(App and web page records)

'''

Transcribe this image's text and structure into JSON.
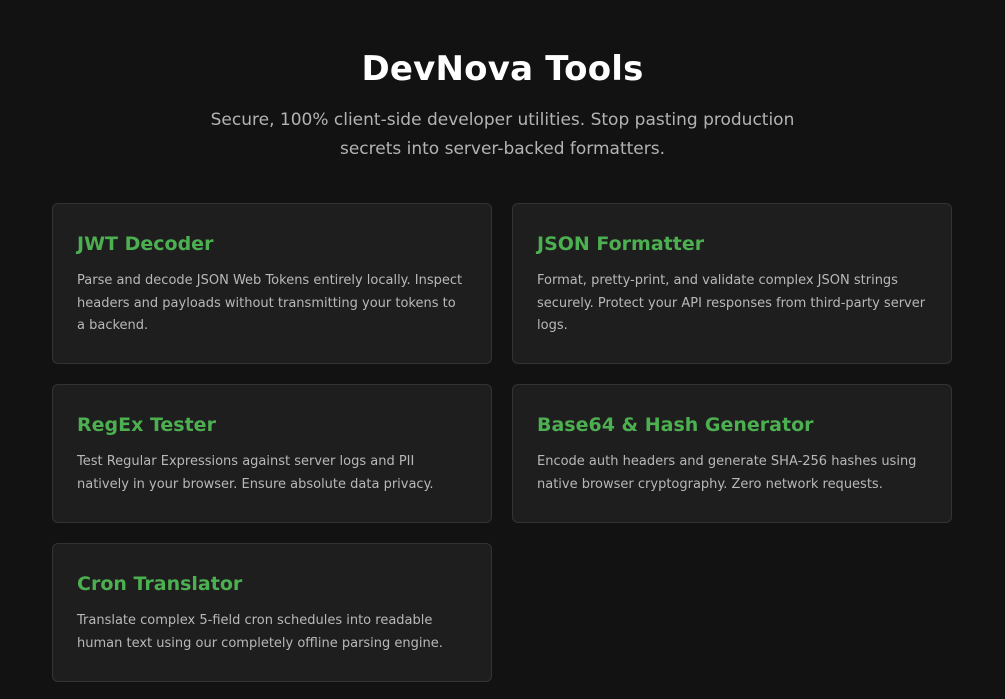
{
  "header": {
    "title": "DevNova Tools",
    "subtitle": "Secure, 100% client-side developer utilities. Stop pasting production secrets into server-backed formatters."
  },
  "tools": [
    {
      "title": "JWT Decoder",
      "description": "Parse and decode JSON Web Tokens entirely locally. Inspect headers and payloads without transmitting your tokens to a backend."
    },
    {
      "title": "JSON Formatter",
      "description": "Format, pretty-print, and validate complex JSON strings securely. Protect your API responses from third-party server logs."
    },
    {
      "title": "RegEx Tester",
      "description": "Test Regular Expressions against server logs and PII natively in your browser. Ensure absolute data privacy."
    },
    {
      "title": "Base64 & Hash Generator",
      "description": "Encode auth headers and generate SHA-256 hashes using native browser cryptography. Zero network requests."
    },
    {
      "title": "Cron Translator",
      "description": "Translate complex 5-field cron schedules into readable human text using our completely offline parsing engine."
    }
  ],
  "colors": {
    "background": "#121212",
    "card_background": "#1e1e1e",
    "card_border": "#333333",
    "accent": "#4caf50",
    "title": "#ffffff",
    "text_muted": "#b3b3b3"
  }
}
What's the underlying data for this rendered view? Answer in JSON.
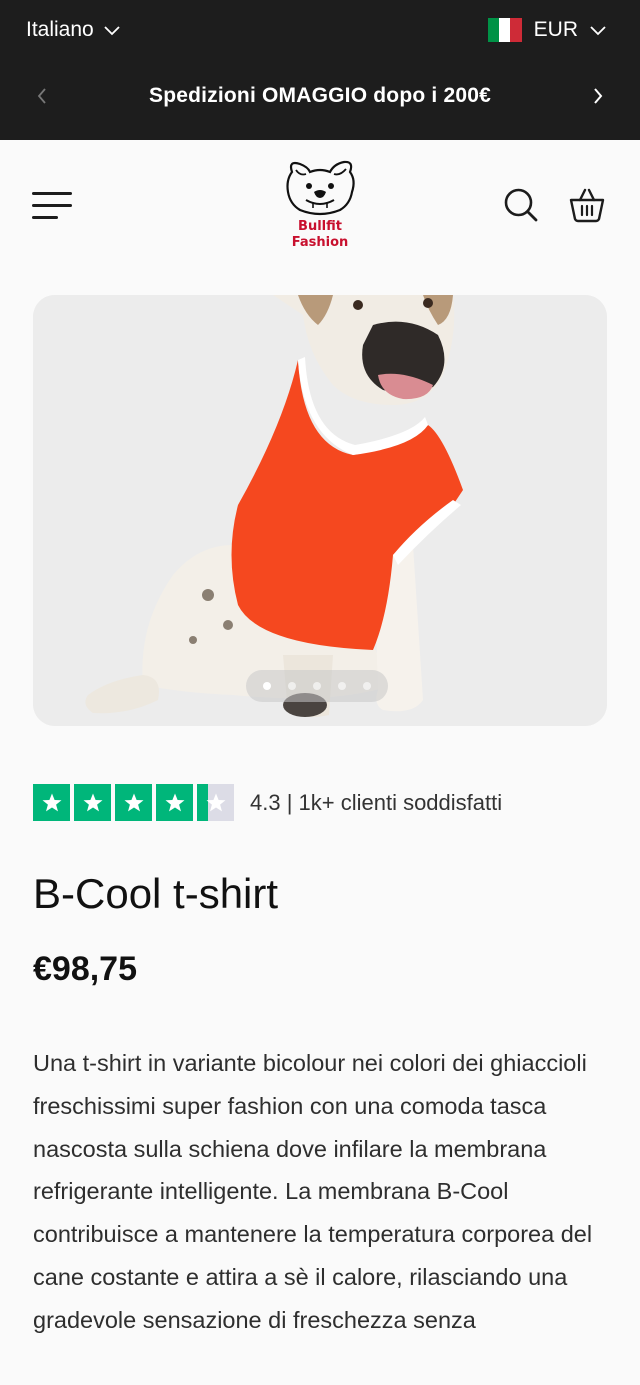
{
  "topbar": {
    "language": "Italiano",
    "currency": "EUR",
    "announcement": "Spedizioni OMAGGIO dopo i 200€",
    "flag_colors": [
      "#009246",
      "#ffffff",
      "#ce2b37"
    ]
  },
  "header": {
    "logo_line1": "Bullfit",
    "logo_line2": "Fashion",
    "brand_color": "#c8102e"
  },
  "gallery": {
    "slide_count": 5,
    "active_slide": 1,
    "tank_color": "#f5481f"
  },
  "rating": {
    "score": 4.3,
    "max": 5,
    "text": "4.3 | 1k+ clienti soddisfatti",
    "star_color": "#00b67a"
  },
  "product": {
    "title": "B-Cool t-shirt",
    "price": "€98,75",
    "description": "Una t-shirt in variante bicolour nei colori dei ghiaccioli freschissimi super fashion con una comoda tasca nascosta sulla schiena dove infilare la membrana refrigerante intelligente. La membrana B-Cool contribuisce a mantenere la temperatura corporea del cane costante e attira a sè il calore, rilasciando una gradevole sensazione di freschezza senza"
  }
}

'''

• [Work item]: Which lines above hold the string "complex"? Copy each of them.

• [Response]:
      "description": "Format, pretty-print, and validate complex JSON strings securely. Protect your API responses from third-party server logs."
      "description": "Translate complex 5-field cron schedules into readable human text using our completely offline parsing engine."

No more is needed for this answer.